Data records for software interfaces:
-------
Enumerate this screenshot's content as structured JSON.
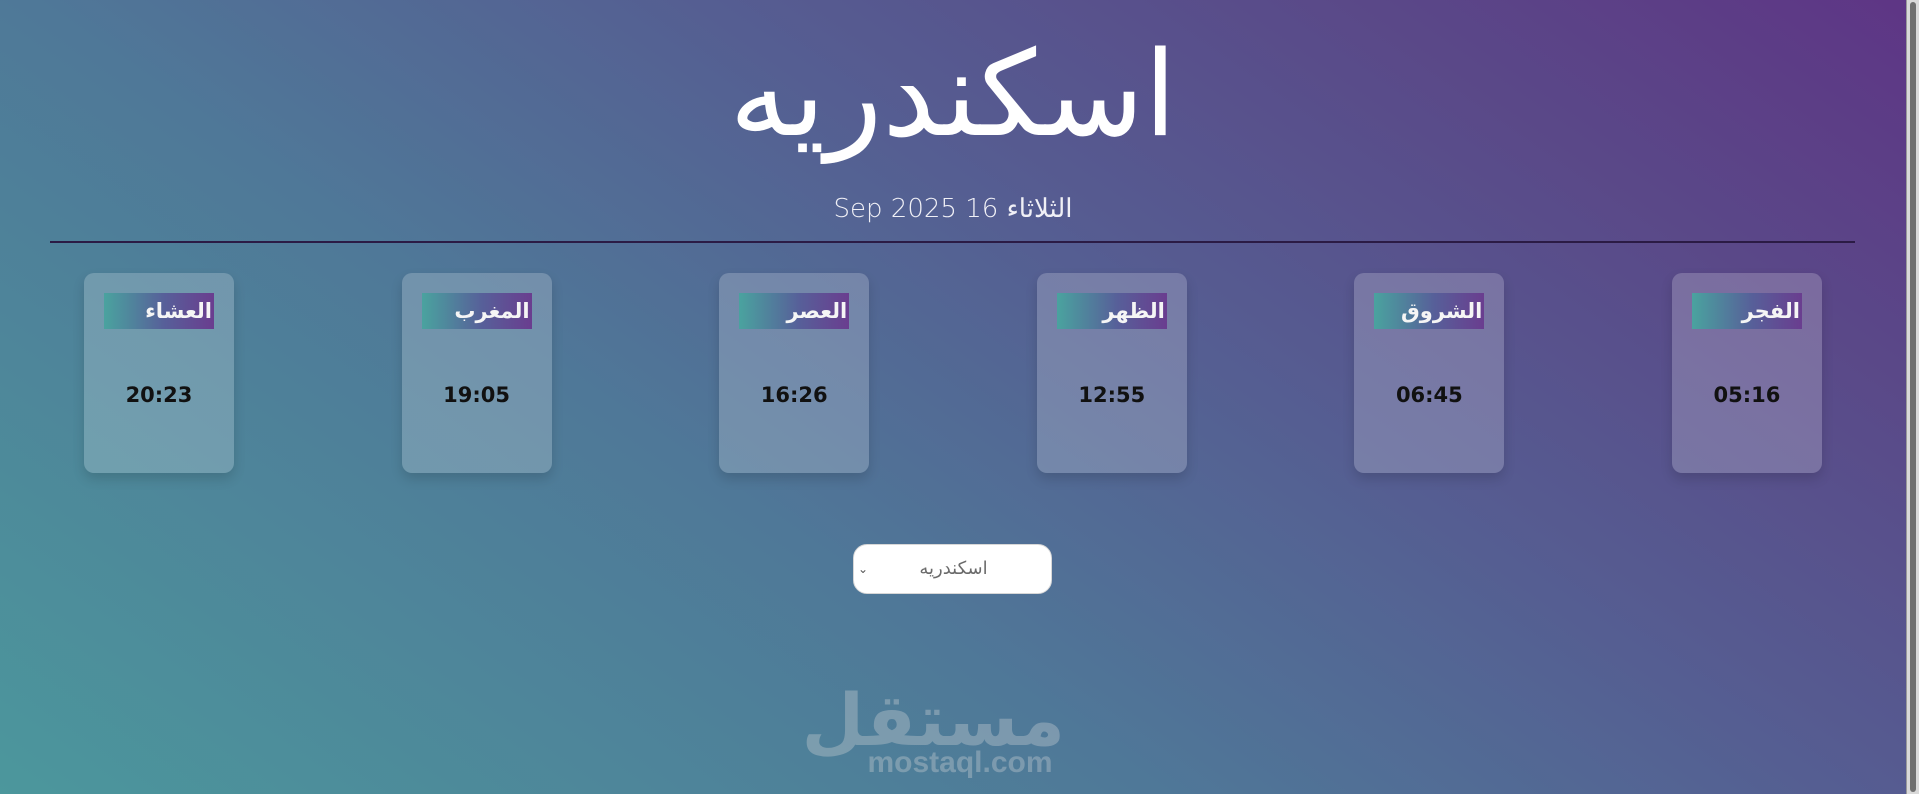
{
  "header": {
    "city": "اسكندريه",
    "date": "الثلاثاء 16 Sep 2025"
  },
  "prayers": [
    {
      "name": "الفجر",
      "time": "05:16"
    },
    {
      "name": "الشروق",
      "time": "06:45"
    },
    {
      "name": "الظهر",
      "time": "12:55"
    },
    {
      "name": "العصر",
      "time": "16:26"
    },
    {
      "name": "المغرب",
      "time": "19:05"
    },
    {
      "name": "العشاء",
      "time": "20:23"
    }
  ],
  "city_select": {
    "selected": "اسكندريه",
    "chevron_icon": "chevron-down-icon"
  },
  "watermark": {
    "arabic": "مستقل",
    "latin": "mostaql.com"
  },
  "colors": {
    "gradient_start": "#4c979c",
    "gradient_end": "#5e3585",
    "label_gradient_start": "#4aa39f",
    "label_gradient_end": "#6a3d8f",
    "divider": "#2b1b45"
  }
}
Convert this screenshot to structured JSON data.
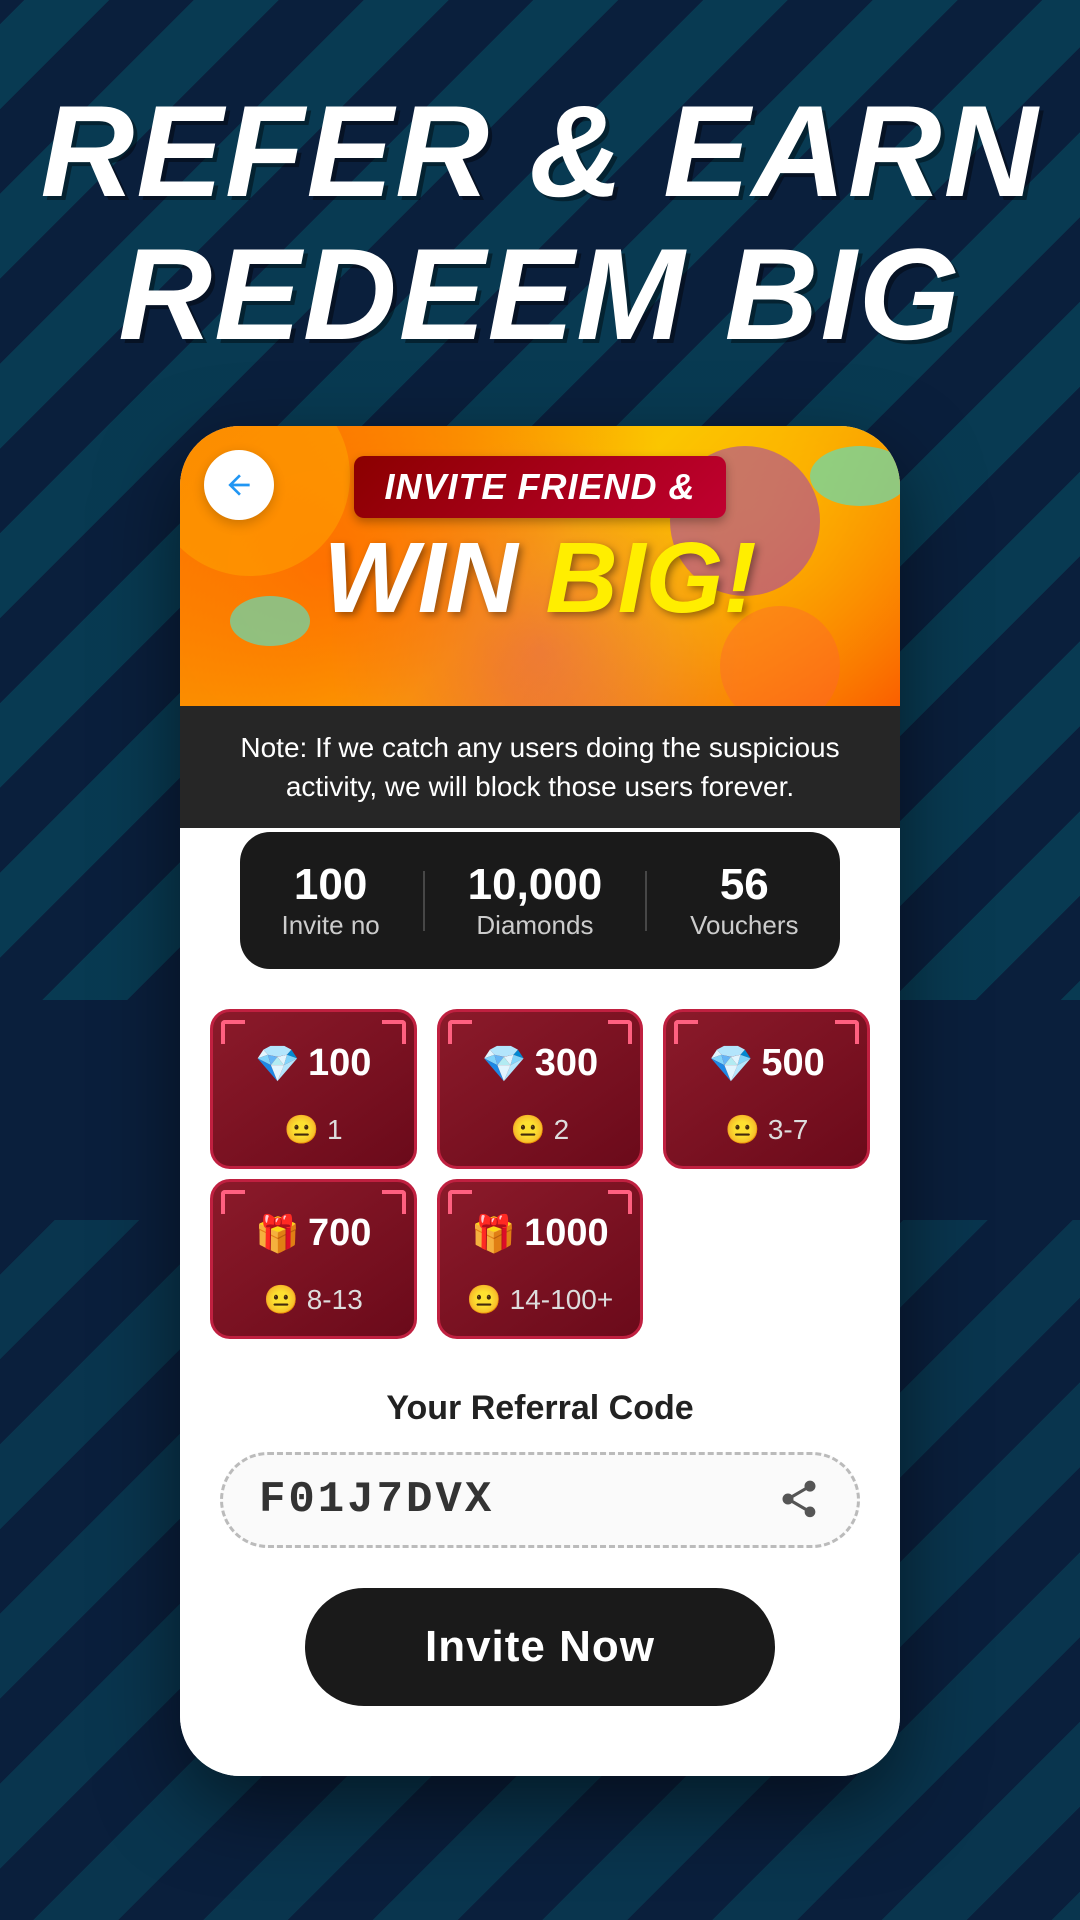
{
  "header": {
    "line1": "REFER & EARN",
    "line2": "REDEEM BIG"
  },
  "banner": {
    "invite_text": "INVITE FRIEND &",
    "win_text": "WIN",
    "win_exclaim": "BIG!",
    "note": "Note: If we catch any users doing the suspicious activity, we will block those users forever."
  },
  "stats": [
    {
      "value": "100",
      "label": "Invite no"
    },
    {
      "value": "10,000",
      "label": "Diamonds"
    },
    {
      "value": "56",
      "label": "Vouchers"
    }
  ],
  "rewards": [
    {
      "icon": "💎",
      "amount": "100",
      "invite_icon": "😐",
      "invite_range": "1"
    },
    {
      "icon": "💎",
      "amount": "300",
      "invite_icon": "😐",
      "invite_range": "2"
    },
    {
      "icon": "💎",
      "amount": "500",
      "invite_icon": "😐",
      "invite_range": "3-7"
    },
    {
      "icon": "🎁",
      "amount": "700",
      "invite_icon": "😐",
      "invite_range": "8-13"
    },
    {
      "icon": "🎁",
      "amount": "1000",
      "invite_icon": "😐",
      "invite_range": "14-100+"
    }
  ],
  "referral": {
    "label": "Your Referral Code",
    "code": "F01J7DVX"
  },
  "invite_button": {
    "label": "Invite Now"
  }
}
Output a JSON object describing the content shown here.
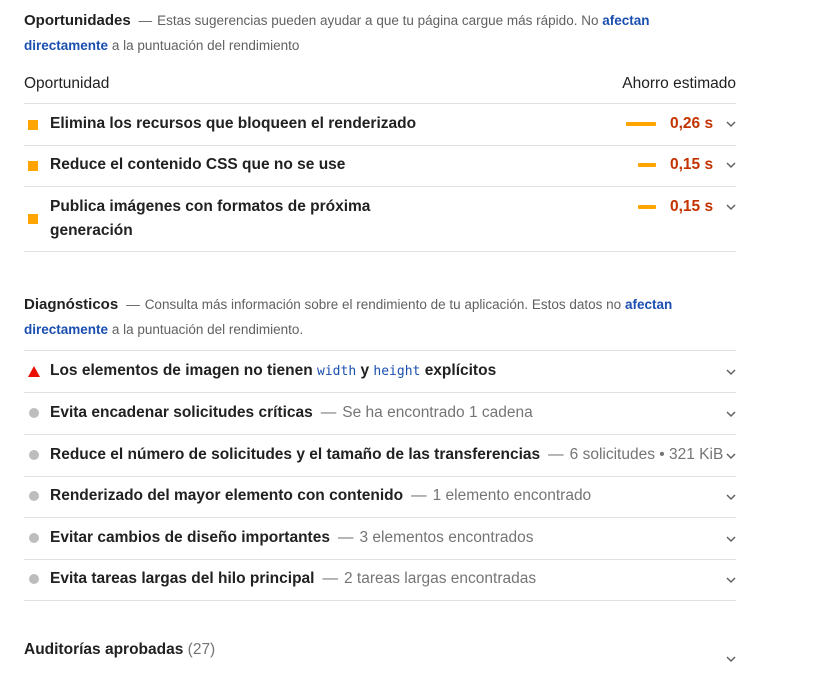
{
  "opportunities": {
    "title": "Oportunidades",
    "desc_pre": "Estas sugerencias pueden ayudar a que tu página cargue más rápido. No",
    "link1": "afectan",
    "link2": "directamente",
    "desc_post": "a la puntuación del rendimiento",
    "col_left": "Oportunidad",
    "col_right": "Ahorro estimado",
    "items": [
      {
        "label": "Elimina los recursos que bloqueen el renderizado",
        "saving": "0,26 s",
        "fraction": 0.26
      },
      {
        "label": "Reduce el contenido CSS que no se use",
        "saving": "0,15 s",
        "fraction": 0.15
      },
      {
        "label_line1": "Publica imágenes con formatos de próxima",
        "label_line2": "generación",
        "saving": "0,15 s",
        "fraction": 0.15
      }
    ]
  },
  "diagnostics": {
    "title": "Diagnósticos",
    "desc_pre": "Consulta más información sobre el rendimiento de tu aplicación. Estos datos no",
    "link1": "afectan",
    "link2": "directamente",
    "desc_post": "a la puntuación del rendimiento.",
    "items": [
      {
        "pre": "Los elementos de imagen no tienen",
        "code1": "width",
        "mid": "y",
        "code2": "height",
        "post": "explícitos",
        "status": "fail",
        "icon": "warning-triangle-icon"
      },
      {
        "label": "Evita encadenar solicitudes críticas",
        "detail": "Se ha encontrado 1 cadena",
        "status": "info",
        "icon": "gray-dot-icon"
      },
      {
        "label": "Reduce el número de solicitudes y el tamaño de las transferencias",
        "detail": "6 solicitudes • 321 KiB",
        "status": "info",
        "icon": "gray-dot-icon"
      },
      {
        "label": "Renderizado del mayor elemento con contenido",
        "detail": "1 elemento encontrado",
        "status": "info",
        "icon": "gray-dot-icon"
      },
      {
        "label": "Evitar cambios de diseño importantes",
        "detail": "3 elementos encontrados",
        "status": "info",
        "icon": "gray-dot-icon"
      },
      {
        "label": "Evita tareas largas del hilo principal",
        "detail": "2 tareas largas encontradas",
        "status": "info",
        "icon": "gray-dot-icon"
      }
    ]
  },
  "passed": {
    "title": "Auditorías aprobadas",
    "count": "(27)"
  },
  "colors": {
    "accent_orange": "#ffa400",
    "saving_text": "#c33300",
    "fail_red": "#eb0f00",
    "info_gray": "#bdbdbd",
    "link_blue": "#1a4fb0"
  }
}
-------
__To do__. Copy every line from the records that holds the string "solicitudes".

__Exercise output__.
        "label": "Evita encadenar solicitudes críticas",
        "label": "Reduce el número de solicitudes y el tamaño de las transferencias",
        "detail": "6 solicitudes • 321 KiB",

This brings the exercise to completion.